EXERCISE REQUIREMENTS: Copy out all the lines of the data that hold the word "chevron".

(Excerpts from an interface dataset)
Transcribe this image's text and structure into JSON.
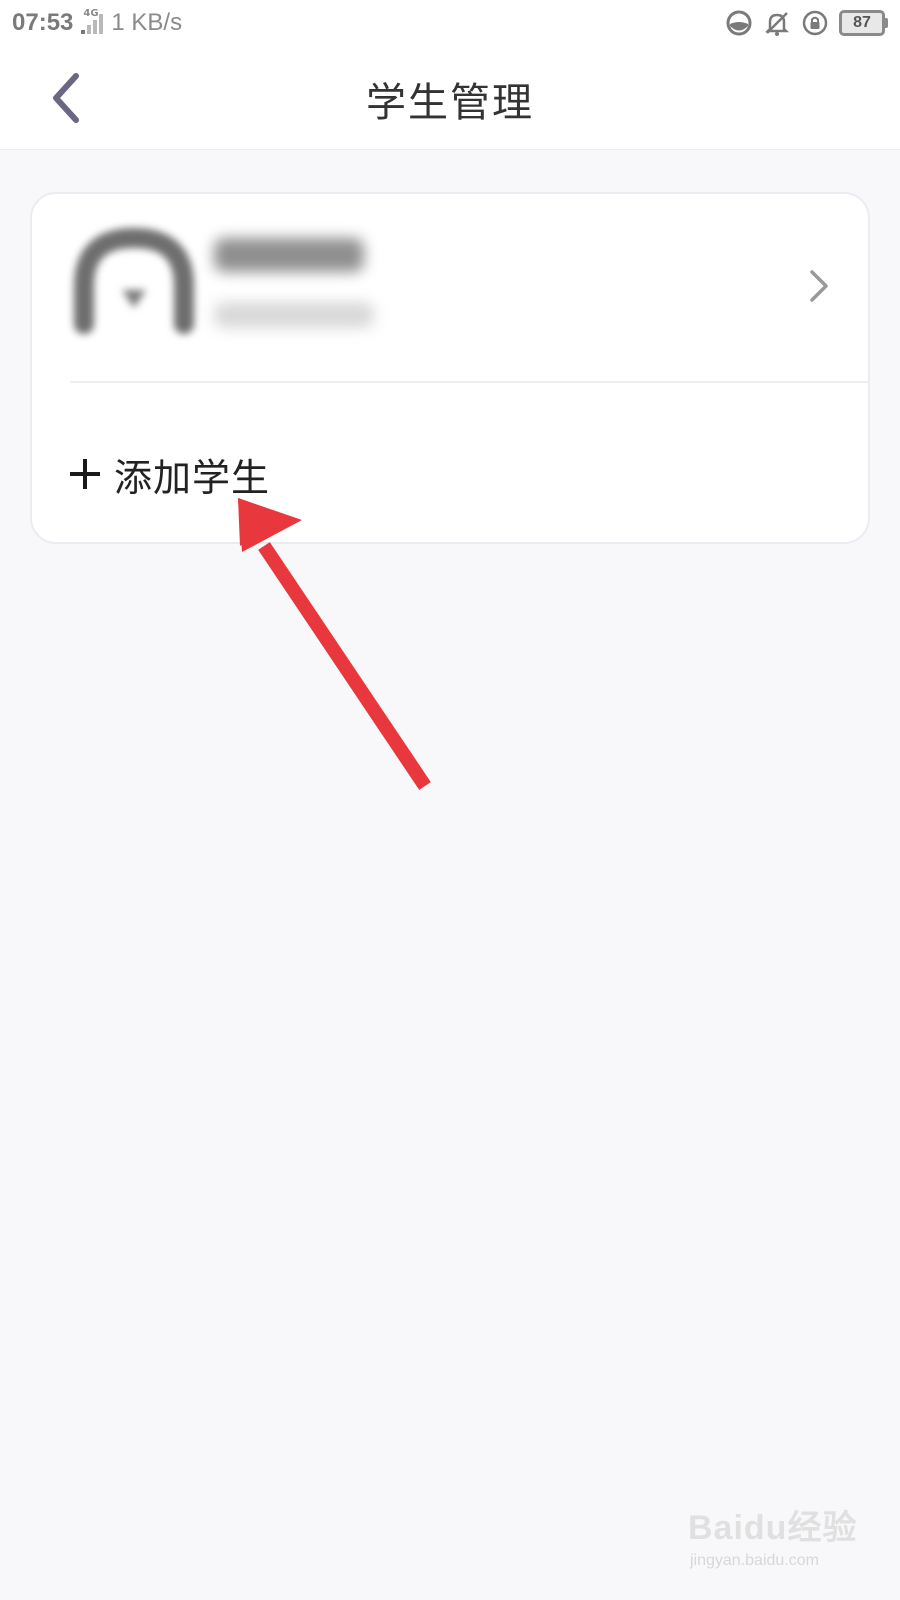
{
  "status_bar": {
    "time": "07:53",
    "network": "4G",
    "speed": "1 KB/s",
    "battery": "87"
  },
  "header": {
    "title": "学生管理",
    "back_icon": "chevron-left-icon"
  },
  "student_card": {
    "chevron_icon": "chevron-right-icon",
    "add_label": "添加学生",
    "add_icon": "plus-icon"
  },
  "annotation": {
    "arrow_color": "#e8383d"
  },
  "watermark": {
    "logo": "Baidu经验",
    "url": "jingyan.baidu.com"
  },
  "colors": {
    "background": "#f8f8fa",
    "card": "#ffffff",
    "title": "#333333",
    "back_icon": "#6b6682"
  }
}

ANSWER FOR THE TASK:
    "back_icon": "chevron-left-icon"
    "chevron_icon": "chevron-right-icon",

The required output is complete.